Chimney sweep: top advice to prevent house fires

Iris Price | Improvement Center Columnist | December 1, 2016

chimney sweep advice

If you heat your home by burning wood in the cold weather or simply enjoy gathering round the hearth to watch a crackling fire, now is the time to service your chimney.

Professional chimney sweeps perform three important services:

  1. Cleaning to remove dangerous deposits that can cause chimney fires
  2. Inspection to make sure the chimney is free from all fire hazards, including structural damage
  3. Repair to eliminate safety hazards and bring the chimney up to working standards

Jack and his brother Joe, Ye Olde Chimney Sweeps in Brooksville, Fla., have been cleaning chimneys for 30 years. They used to delight their original clients by showing up to work in top hat and tails. But talking to Jack, the self-described technician of the two brothers, soon dispels images of Mary Poppins' sooty pal cheerily dancing to the tune of Chim-Chim Cheree.

Why hire a chimney sweep to clean your chimney?

When they first set up shop, Ye Olde Chimney Sweeps learned their trade hands-on, starting out by buying a chimney cleaning kit. As their expertise and clientele grew, they dropped the costumes. Keeping chimneys free from soot is serious business, and the service they and other chimney sweeps provide is one that homeowners should not attempt themselves. Why not?

  • It's a dirty job. Jack cautioned against DIY chimney cleaning. "If you don't know what you're doing, you can blow your whole house full of soot," he said.
  • It can cause a catastrophic fire if not done right. Chimney cleaning poses a serious risk. Creosote deposits in chimneys can be dangerous at any stage of formation, but once the soot glazes over and hardens, it becomes more difficult to thoroughly remove. The build-up can cause a catastrophic, fast-burning fire that leaves no time for occupants to escape before it engulfs the house.

How often should you have your chimney inspected and cleaned?

The consensus is to have a professional inspection annually.

Ye Olde Chimney Sweeps suggest that clients have their chimneys inspected at least once a year, but Jack says that how often you need to have it cleaned "depends on use". If you burn two face cords of wood each year, get an annual inspection. If you use a Franklin stove, inspect more often. "They burn dirtier." To reduce creosote deposits, he says, "Burn hardwoods. They burn hotter. Pine is gooey, and the soot will be sticky. Grocery store logs are okay, or [burned] in conjunction with hardwoods."

The Chimney Safety Institute of America (CSIA), which offers training and certification and continuing education for chimney sweeps recommends that you have your chimney and venting system inspected each year.

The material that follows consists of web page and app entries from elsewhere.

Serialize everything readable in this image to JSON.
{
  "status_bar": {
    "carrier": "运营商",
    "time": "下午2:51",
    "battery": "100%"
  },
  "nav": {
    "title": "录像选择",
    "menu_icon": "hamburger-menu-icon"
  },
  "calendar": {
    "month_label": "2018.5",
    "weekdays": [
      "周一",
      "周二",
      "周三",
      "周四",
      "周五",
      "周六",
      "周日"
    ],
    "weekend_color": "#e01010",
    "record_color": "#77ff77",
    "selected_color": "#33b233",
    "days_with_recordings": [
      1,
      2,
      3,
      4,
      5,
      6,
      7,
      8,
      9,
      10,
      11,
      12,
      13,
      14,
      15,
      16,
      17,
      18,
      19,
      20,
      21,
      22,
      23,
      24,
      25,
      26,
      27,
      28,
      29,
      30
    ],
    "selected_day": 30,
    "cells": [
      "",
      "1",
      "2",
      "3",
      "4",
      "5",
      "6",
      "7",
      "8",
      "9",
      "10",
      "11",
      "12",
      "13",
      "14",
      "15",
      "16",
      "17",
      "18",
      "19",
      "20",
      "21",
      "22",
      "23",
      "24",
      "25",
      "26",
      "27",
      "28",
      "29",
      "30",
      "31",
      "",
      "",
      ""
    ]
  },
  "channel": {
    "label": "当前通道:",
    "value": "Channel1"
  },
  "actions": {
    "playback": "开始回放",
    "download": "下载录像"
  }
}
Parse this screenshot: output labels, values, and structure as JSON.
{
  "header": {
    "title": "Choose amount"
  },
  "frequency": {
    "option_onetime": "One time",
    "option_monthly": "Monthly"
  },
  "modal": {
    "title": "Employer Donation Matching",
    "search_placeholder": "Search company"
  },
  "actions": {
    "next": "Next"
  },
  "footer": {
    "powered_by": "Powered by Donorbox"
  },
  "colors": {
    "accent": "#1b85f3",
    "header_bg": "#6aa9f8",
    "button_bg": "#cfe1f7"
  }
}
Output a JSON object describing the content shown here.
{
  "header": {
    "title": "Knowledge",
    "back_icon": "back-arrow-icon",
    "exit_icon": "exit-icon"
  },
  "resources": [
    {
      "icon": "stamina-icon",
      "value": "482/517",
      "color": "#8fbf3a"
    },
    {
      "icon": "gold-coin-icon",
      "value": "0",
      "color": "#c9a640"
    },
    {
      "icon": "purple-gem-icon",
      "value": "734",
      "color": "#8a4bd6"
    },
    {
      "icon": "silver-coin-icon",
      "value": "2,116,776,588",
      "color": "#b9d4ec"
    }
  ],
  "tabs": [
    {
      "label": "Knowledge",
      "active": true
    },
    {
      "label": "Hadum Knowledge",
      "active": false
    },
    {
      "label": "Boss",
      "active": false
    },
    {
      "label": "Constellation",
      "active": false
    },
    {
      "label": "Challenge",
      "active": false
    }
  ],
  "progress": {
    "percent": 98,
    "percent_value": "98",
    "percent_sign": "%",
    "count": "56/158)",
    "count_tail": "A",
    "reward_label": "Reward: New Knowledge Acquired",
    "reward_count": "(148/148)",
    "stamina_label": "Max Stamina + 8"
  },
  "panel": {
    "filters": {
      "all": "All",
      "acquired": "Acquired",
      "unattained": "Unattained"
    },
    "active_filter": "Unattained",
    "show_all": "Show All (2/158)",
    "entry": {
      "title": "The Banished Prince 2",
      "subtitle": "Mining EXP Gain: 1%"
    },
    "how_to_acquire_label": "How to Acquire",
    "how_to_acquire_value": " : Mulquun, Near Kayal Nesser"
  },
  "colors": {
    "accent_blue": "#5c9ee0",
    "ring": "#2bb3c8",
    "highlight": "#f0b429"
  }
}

Terry Dearborn of Valley Chimney Sweep and Restoration in the Chicago area has been a CSIA-certified chimney sweep continually for 30 years. He cites the National Fire Protection Code 211 as the ultimate authority, which "requires an annual inspection of all chimney systems."

Chimney cleaning is not limited to fireplaces and wood-burning stoves.

Dearborn recommends, "Gas and oil flues should also be checked on an annual basis for any soot deposits or debris blockage, which could lead to dangerous carbon monoxide poisoning." Gas logs also generate soot and leave deposits in the flue. A professional sweep can clear the chimney of these hazards, as well.

When and why does a chimney need repair?

A cracked chimney can lead to toxic fumes seeping into the house or chimney collapse.

According to Dearborn, even a loose brick on a chimney is cause for concern. It can indicate more serious damage to the chimney, making it unsafe to use. "In all cases," he says, a missing brick "should be checked by a professional immediately to avert the dangers of fire hazard or structural failure."

To prevent damage to the bricks and mortar, Dearborn recommends waterproofing the exterior of the chimney. "Brick is porous, he says. "Heavy rains and melting ice fill pores and expand when temperatures drop," leading to brick and mortar failure.

The flue liner, which protects the house from the intense heat in the chimney, must be replaced if it's cracked. Even a small crack in the liner can be a serious fire hazard. Dearborn recommends metal chimney liners because they can be customized to fit your chimney's specifications, but clay tile liners are another option.

Whether you are venting a fireplace, wood stove, gas or oil furnace, it's important to be aware of the fire and carbon monoxide hazards of ignoring your chimney's condition. As winter approaches, contact a professional chimney sweep for an inspection and cleaning.

About the Author

Iris Price is a single Baby Boomer whose antidote to a lack of retirement funds was to launch a long-delayed career as a writer. While others her age concoct bucket lists and travel the world, she bought a new-construction home and obsessively creates lists of must-have home improvements and personal realization goals. She specializes in writing about home services and self-motivation.